What this task involves: Reproduce the records exactly, but not the pictures.

(Dataset excerpts Opens)

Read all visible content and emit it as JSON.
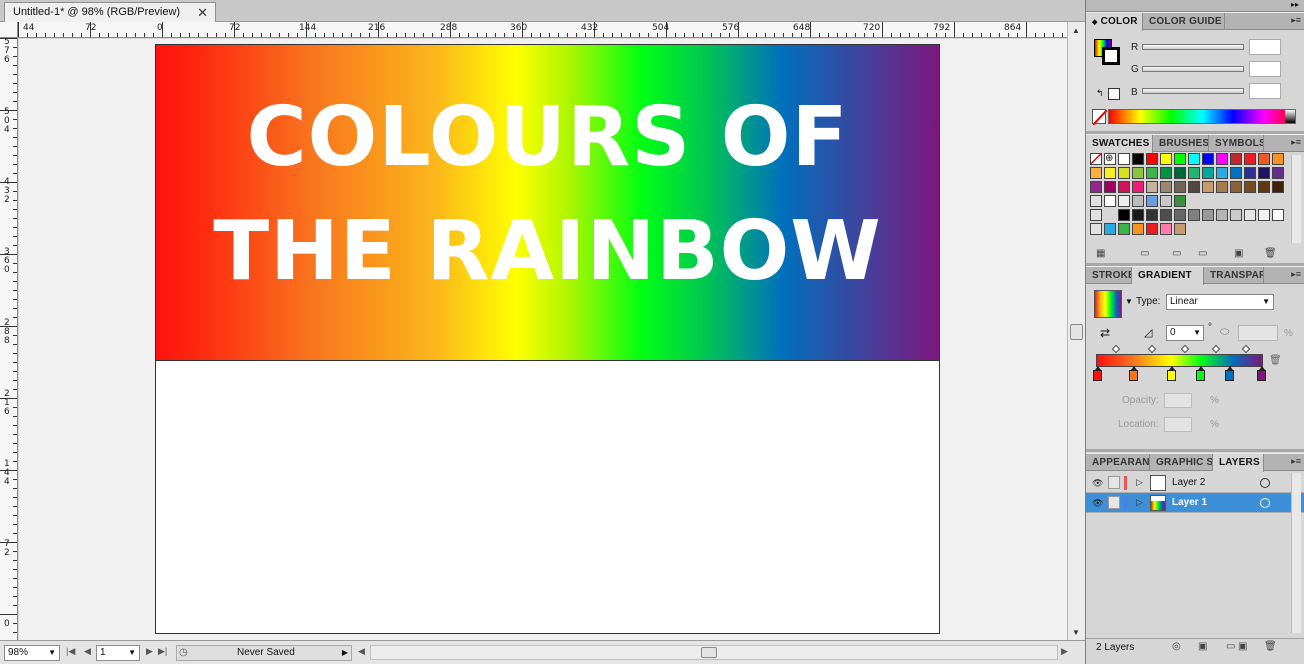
{
  "document": {
    "tab_title": "Untitled-1* @ 98% (RGB/Preview)",
    "close_glyph": "✕",
    "artboard_title": [
      "COLOURS OF",
      "THE RAINBOW"
    ],
    "banner_gradient_colors": [
      "#ff1010",
      "#f8751e",
      "#fbb81b",
      "#ffff00",
      "#aaf500",
      "#00ff13",
      "#00c850",
      "#0070bd",
      "#7d177e"
    ]
  },
  "rulers": {
    "horizontal": [
      "44",
      "72",
      "0",
      "72",
      "144",
      "216",
      "288",
      "360",
      "432",
      "504",
      "576",
      "648",
      "720",
      "792",
      "864"
    ],
    "vertical": [
      "576",
      "504",
      "432",
      "360",
      "288",
      "216",
      "144",
      "72",
      "0"
    ]
  },
  "statusbar": {
    "zoom": "98%",
    "artboard_number": "1",
    "status_text": "Never Saved"
  },
  "panels": {
    "color": {
      "tabs": [
        "COLOR",
        "COLOR GUIDE"
      ],
      "labels": {
        "r": "R",
        "g": "G",
        "b": "B"
      }
    },
    "swatches": {
      "tabs": [
        "SWATCHES",
        "BRUSHES",
        "SYMBOLS"
      ],
      "rows": [
        [
          "#ffffff",
          "#000000",
          "#ff0000",
          "#ffff00",
          "#00ff00",
          "#00ffff",
          "#0000ff",
          "#ff00ff",
          "#c1272d",
          "#ed1c24",
          "#f15a24",
          "#f7931e"
        ],
        [
          "#fbb03b",
          "#fcee21",
          "#d9e021",
          "#8cc63f",
          "#39b54a",
          "#009245",
          "#006837",
          "#22b573",
          "#00a99d",
          "#29abe2",
          "#0071bc",
          "#2e3192",
          "#1b1464",
          "#662d91"
        ],
        [
          "#93278f",
          "#9e005d",
          "#d4145a",
          "#ed1e79",
          "#c7b299",
          "#998675",
          "#736357",
          "#534741",
          "#c69c6d",
          "#a67c52",
          "#8c6239",
          "#754c24",
          "#603813",
          "#42210b"
        ],
        [
          "#ffffff",
          "#eeeeee",
          "#bbbbbb",
          "#6a9ee0",
          "#c8c8c8",
          "#3a8f3a"
        ],
        [
          "#000000",
          "#1a1a1a",
          "#333333",
          "#4d4d4d",
          "#666666",
          "#808080",
          "#999999",
          "#b3b3b3",
          "#cccccc",
          "#e6e6e6",
          "#f2f2f2",
          "#ffffff"
        ],
        [
          "#29abe2",
          "#39b54a",
          "#f7931e",
          "#ed1c24",
          "#ff7bac",
          "#c69c6d"
        ]
      ]
    },
    "gradient": {
      "tabs": [
        "STROKE",
        "GRADIENT",
        "TRANSPAR"
      ],
      "type_label": "Type:",
      "type_value": "Linear",
      "angle_value": "0",
      "degree": "°",
      "percent": "%",
      "opacity_label": "Opacity:",
      "location_label": "Location:",
      "stops": [
        "#ff1010",
        "#f8751e",
        "#ffff00",
        "#00ff13",
        "#0070bd",
        "#7d177e"
      ]
    },
    "layers": {
      "tabs": [
        "APPEARANC",
        "GRAPHIC ST",
        "LAYERS"
      ],
      "items": [
        {
          "name": "Layer 2",
          "color": "#e8555a",
          "selected": false
        },
        {
          "name": "Layer 1",
          "color": "#4d7fe0",
          "selected": true
        }
      ],
      "count_text": "2 Layers"
    }
  }
}
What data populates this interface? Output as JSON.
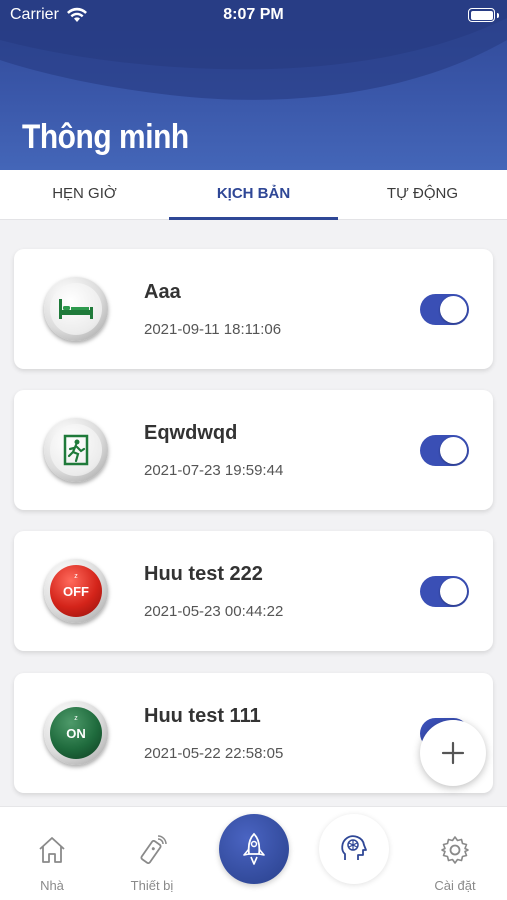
{
  "status_bar": {
    "carrier": "Carrier",
    "time": "8:07 PM"
  },
  "header": {
    "title": "Thông minh"
  },
  "tabs": [
    {
      "label": "HẸN GIỜ",
      "active": false
    },
    {
      "label": "KỊCH BẢN",
      "active": true
    },
    {
      "label": "TỰ ĐỘNG",
      "active": false
    }
  ],
  "scenarios": [
    {
      "name": "Aaa",
      "date": "2021-09-11 18:11:06",
      "icon": "bed-icon",
      "enabled": true
    },
    {
      "name": "Eqwdwqd",
      "date": "2021-07-23 19:59:44",
      "icon": "exit-icon",
      "enabled": true
    },
    {
      "name": "Huu test 222",
      "date": "2021-05-23 00:44:22",
      "icon": "off-icon",
      "icon_text": "OFF",
      "enabled": true
    },
    {
      "name": "Huu test 111",
      "date": "2021-05-22 22:58:05",
      "icon": "on-icon",
      "icon_text": "ON",
      "enabled": true
    }
  ],
  "fab": {
    "label": "+"
  },
  "bottom_nav": {
    "home": "Nhà",
    "devices": "Thiết bị",
    "settings": "Cài đặt"
  },
  "colors": {
    "primary": "#2f4796",
    "toggle": "#3a4fb5",
    "off_red": "#d4241a",
    "on_green": "#1f6b3d"
  }
}
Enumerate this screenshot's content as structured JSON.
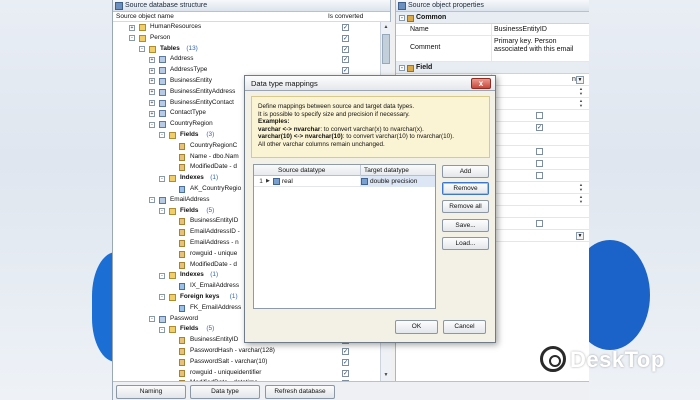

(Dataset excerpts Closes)

Answer to the problem:
Read all visible content and emit it as JSON.
{
  "document": {
    "tab_title": "Untitled-1* @ 98% (RGB/Preview)",
    "close_glyph": "✕",
    "artboard_title": [
      "COLOURS OF",
      "THE RAINBOW"
    ],
    "banner_gradient_colors": [
      "#ff1010",
      "#f8751e",
      "#fbb81b",
      "#ffff00",
      "#aaf500",
      "#00ff13",
      "#00c850",
      "#0070bd",
      "#7d177e"
    ]
  },
  "rulers": {
    "horizontal": [
      "44",
      "72",
      "0",
      "72",
      "144",
      "216",
      "288",
      "360",
      "432",
      "504",
      "576",
      "648",
      "720",
      "792",
      "864"
    ],
    "vertical": [
      "576",
      "504",
      "432",
      "360",
      "288",
      "216",
      "144",
      "72",
      "0"
    ]
  },
  "statusbar": {
    "zoom": "98%",
    "artboard_number": "1",
    "status_text": "Never Saved"
  },
  "panels": {
    "color": {
      "tabs": [
        "COLOR",
        "COLOR GUIDE"
      ],
      "labels": {
        "r": "R",
        "g": "G",
        "b": "B"
      }
    },
    "swatches": {
      "tabs": [
        "SWATCHES",
        "BRUSHES",
        "SYMBOLS"
      ],
      "rows": [
        [
          "#ffffff",
          "#000000",
          "#ff0000",
          "#ffff00",
          "#00ff00",
          "#00ffff",
          "#0000ff",
          "#ff00ff",
          "#c1272d",
          "#ed1c24",
          "#f15a24",
          "#f7931e"
        ],
        [
          "#fbb03b",
          "#fcee21",
          "#d9e021",
          "#8cc63f",
          "#39b54a",
          "#009245",
          "#006837",
          "#22b573",
          "#00a99d",
          "#29abe2",
          "#0071bc",
          "#2e3192",
          "#1b1464",
          "#662d91"
        ],
        [
          "#93278f",
          "#9e005d",
          "#d4145a",
          "#ed1e79",
          "#c7b299",
          "#998675",
          "#736357",
          "#534741",
          "#c69c6d",
          "#a67c52",
          "#8c6239",
          "#754c24",
          "#603813",
          "#42210b"
        ],
        [
          "#ffffff",
          "#eeeeee",
          "#bbbbbb",
          "#6a9ee0",
          "#c8c8c8",
          "#3a8f3a"
        ],
        [
          "#000000",
          "#1a1a1a",
          "#333333",
          "#4d4d4d",
          "#666666",
          "#808080",
          "#999999",
          "#b3b3b3",
          "#cccccc",
          "#e6e6e6",
          "#f2f2f2",
          "#ffffff"
        ],
        [
          "#29abe2",
          "#39b54a",
          "#f7931e",
          "#ed1c24",
          "#ff7bac",
          "#c69c6d"
        ]
      ]
    },
    "gradient": {
      "tabs": [
        "STROKE",
        "GRADIENT",
        "TRANSPAR"
      ],
      "type_label": "Type:",
      "type_value": "Linear",
      "angle_value": "0",
      "degree": "°",
      "percent": "%",
      "opacity_label": "Opacity:",
      "location_label": "Location:",
      "stops": [
        "#ff1010",
        "#f8751e",
        "#ffff00",
        "#00ff13",
        "#0070bd",
        "#7d177e"
      ]
    },
    "layers": {
      "tabs": [
        "APPEARANC",
        "GRAPHIC ST",
        "LAYERS"
      ],
      "items": [
        {
          "name": "Layer 2",
          "color": "#e8555a",
          "selected": false
        },
        {
          "name": "Layer 1",
          "color": "#4d7fe0",
          "selected": true
        }
      ],
      "count_text": "2 Layers"
    }
  }
}
What data populates this interface? Output as JSON.
{
  "status_bar": {
    "carrier": "Carrier",
    "time": "8:07 PM"
  },
  "header": {
    "title": "Thông minh"
  },
  "tabs": [
    {
      "label": "HẸN GIỜ",
      "active": false
    },
    {
      "label": "KỊCH BẢN",
      "active": true
    },
    {
      "label": "TỰ ĐỘNG",
      "active": false
    }
  ],
  "scenarios": [
    {
      "name": "Aaa",
      "date": "2021-09-11 18:11:06",
      "icon": "bed-icon",
      "enabled": true
    },
    {
      "name": "Eqwdwqd",
      "date": "2021-07-23 19:59:44",
      "icon": "exit-icon",
      "enabled": true
    },
    {
      "name": "Huu test 222",
      "date": "2021-05-23 00:44:22",
      "icon": "off-icon",
      "icon_text": "OFF",
      "enabled": true
    },
    {
      "name": "Huu test 111",
      "date": "2021-05-22 22:58:05",
      "icon": "on-icon",
      "icon_text": "ON",
      "enabled": true
    }
  ],
  "fab": {
    "label": "+"
  },
  "bottom_nav": {
    "home": "Nhà",
    "devices": "Thiết bị",
    "settings": "Cài đặt"
  },
  "colors": {
    "primary": "#2f4796",
    "toggle": "#3a4fb5",
    "off_red": "#d4241a",
    "on_green": "#1f6b3d"
  }
}
Enumerate this screenshot's content as structured JSON.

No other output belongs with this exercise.